Need of the hour: A child-centric response

Published Jul 21, 2014, 1:37 pm IST
Updated Jan 10, 2016, 8:38 am IST
As per Dr Shekhar, focus on prevention has the potential to reduce sexual victimization

Bengaluru: According to a report released by the Asian Centre for Human Rights, a total of 48,338 child rape cases were recorded from 2001 to 2011. The country is still battling this huge problem that requires a holistic response.

“Preventing child sexual abuse requires a two-pronged approach: primary prevention that should reach all children and secondary prevention that focuses on populations at risk,” says Dr Shekhar Seshadri, Professor, Dept Child & Adolescent Psychiatry, National Institute of Mental Health and Neurosciences (NIMHANS).


Over the past year, the Department of Child & Adolescent Psychiatry at NIMHANS has received several children who have come there with sexual abuse (CSA) issues. “When they come for help at NIMHANS, they are already extremely overwhelmed after visits to the Child Welfare Committee, police station, the hospital; by then, the children have been subjected to questioning on multiple occasions and therefore exposed to re-traumatization,” adds Dr Shekhar.

According to Dr Shekhar, the focus on prevention has the potential to reduce sexual victimization and even sexual offences in the general population but whenever an event occurs, “it is addressed by various systems of criminal justice, police, schools, families, and healthcare, which generate a flurry of incoherent activity, albeit in good faith, thereby compromising the child’s best interests.”

The thrust of these activities are directed towards the child ‘victim’ through enquiry, interrogation and intrusive detailing of the event to verify it and then bring the perpetrator to book. The balance between the need for justice and empowered rehabilitation of the child becomes precarious. There is thus an urgent need to develop a protocol-based systemic response, ensuring that the child’s agenda i.e. healing and recovery, is at the core,” says Dr Shekhar.

Explaining how one can tackle this issue, Dr H Chandrashekar, Professor & HOD, Department of Psychiatry, Victoria Hospital, says, “A system of investigation which is child-friendly and in accordance with the principles of child rights would be far more effective. All teachers, medical professionals, mental health professionals, counselors are ‘mandated reporters’ – which  means that they are legally required to report such issues.”

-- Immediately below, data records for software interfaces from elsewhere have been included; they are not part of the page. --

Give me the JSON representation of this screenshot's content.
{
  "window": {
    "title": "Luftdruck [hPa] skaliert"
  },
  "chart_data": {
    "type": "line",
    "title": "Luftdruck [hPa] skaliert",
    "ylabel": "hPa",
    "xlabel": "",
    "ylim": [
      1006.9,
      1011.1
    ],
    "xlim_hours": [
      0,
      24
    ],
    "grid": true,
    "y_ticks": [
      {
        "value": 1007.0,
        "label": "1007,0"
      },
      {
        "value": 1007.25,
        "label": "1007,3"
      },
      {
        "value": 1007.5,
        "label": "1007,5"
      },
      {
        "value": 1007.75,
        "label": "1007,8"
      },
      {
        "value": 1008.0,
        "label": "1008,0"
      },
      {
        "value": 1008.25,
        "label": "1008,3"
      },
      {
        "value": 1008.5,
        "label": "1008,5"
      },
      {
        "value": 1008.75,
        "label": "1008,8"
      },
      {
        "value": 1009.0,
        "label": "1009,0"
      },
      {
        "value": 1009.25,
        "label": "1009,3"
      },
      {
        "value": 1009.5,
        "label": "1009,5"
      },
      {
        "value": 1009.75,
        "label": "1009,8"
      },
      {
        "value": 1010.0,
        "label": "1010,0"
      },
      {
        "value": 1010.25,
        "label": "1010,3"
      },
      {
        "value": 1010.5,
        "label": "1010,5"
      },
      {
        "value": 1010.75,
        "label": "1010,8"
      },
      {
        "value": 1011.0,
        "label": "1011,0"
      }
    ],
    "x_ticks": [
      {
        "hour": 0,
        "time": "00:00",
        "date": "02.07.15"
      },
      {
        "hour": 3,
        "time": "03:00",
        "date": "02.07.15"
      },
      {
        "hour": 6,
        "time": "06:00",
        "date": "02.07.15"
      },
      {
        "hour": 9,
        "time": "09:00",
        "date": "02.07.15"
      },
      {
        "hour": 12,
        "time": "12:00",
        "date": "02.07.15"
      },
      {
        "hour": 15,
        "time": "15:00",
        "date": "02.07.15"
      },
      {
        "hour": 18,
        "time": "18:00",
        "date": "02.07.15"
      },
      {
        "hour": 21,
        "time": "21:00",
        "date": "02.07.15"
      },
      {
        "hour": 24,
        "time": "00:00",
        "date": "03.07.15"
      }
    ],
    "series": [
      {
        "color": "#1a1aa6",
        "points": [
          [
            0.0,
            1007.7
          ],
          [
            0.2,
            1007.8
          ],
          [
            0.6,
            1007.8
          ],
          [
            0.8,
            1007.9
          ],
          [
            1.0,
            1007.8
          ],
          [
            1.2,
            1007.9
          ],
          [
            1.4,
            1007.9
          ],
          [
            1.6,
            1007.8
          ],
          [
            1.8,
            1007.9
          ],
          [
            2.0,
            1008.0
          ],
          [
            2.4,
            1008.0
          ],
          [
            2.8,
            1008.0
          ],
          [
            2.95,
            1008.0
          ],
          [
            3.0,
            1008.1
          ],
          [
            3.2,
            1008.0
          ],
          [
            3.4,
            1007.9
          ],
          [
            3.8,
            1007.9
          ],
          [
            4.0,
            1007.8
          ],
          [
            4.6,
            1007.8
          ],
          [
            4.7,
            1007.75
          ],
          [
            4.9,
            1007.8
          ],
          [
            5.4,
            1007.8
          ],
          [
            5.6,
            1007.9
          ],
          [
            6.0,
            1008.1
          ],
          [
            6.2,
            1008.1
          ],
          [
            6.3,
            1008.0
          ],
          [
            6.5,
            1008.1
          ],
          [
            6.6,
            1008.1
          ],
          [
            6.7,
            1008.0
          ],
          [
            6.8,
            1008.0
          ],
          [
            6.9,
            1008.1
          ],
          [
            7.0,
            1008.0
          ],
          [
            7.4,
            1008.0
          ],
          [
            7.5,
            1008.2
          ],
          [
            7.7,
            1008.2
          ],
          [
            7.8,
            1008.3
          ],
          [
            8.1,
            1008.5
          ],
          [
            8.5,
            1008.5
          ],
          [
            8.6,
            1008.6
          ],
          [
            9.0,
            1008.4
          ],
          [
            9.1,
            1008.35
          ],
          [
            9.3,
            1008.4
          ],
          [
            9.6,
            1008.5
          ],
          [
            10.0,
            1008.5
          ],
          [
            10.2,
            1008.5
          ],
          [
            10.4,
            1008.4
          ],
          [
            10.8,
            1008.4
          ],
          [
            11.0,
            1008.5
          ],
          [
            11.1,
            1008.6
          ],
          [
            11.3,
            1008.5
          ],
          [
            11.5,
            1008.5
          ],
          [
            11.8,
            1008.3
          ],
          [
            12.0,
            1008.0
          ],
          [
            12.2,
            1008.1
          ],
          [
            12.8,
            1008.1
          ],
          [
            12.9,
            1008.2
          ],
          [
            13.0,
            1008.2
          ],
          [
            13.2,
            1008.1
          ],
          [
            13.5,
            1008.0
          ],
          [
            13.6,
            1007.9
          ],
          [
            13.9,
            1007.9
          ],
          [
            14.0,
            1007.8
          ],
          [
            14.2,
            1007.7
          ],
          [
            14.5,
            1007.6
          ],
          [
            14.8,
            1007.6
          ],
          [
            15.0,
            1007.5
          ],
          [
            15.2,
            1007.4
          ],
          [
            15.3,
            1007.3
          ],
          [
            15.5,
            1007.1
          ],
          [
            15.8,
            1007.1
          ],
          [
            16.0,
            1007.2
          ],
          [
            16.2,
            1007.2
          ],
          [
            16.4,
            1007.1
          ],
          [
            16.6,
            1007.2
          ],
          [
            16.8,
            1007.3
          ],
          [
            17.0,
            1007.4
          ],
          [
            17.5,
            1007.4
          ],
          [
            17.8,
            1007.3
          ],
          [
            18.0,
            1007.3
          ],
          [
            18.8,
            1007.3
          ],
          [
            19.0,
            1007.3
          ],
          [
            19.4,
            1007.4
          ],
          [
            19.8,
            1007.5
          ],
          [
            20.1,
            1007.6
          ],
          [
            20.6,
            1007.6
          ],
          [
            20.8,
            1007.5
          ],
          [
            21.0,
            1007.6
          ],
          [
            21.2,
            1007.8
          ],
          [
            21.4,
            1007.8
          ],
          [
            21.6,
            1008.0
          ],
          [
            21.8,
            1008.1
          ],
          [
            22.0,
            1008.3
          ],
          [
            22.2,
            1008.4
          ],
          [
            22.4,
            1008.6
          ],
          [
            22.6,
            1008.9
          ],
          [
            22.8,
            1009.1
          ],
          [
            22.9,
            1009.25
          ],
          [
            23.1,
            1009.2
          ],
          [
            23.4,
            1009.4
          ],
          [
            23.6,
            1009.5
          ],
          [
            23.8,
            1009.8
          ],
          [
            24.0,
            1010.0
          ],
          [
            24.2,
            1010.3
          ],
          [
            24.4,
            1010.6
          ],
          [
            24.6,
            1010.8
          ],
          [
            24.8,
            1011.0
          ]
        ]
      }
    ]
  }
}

The doctor says the main reason such incidents go unreported are because the children fear retribution and also they’re scared they might get their parents into trouble. This is why, he says, parents should ensure that their children communicate freely without fear of consequences.